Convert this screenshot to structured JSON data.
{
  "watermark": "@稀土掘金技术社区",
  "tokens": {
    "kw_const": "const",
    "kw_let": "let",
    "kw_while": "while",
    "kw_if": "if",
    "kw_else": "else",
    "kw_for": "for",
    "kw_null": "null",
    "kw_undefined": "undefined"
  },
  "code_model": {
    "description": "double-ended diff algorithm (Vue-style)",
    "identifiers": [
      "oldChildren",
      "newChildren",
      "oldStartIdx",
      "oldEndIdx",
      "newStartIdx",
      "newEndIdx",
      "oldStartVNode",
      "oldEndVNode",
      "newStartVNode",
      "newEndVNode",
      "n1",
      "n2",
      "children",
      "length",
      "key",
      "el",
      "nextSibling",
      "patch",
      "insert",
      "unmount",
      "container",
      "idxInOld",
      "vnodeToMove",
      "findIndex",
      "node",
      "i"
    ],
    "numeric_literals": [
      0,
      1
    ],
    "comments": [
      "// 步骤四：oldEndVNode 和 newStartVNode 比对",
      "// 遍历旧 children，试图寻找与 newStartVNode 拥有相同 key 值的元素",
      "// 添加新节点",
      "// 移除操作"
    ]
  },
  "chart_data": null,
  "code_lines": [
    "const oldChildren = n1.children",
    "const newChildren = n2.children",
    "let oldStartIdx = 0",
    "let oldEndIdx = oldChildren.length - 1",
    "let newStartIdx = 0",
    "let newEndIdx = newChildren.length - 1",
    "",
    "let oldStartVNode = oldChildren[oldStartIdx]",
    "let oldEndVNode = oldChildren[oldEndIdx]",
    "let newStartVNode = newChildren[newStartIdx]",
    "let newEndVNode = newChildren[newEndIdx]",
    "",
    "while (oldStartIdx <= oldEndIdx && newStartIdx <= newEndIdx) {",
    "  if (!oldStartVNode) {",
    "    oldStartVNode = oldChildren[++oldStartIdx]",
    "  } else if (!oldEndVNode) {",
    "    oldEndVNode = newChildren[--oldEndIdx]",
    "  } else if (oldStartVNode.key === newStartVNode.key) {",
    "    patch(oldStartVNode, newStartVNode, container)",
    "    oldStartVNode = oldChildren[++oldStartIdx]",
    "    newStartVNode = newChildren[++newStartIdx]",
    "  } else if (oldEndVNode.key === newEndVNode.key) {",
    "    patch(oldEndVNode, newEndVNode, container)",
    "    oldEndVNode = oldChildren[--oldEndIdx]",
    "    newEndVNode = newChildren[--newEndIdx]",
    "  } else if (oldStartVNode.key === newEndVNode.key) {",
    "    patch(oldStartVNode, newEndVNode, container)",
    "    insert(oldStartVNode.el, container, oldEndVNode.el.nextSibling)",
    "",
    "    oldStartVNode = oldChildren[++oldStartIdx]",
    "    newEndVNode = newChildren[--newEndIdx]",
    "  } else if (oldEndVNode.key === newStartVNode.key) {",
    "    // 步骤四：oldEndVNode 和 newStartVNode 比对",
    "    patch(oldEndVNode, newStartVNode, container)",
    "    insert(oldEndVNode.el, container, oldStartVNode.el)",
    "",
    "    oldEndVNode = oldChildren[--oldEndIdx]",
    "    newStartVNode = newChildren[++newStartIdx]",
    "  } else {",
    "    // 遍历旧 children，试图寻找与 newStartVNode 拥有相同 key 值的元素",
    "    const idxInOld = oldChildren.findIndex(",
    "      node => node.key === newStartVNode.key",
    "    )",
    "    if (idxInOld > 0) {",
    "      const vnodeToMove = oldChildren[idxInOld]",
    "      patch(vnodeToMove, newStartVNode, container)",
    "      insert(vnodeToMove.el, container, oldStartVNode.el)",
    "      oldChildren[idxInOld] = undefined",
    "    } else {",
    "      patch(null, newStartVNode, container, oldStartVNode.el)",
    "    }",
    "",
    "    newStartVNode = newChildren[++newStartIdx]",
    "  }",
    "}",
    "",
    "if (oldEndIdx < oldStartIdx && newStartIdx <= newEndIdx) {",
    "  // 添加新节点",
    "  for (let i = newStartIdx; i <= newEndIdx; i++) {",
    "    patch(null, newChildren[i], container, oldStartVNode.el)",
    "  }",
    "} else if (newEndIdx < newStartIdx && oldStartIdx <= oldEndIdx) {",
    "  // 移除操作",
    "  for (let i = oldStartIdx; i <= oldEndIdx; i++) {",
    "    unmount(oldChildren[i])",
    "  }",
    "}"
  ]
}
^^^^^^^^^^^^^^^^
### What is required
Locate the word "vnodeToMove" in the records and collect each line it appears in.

### Reply
      "vnodeToMove",
    "      const vnodeToMove = oldChildren[idxInOld]",
    "      patch(vnodeToMove, newStartVNode, container)",
    "      insert(vnodeToMove.el, container, oldStartVNode.el)",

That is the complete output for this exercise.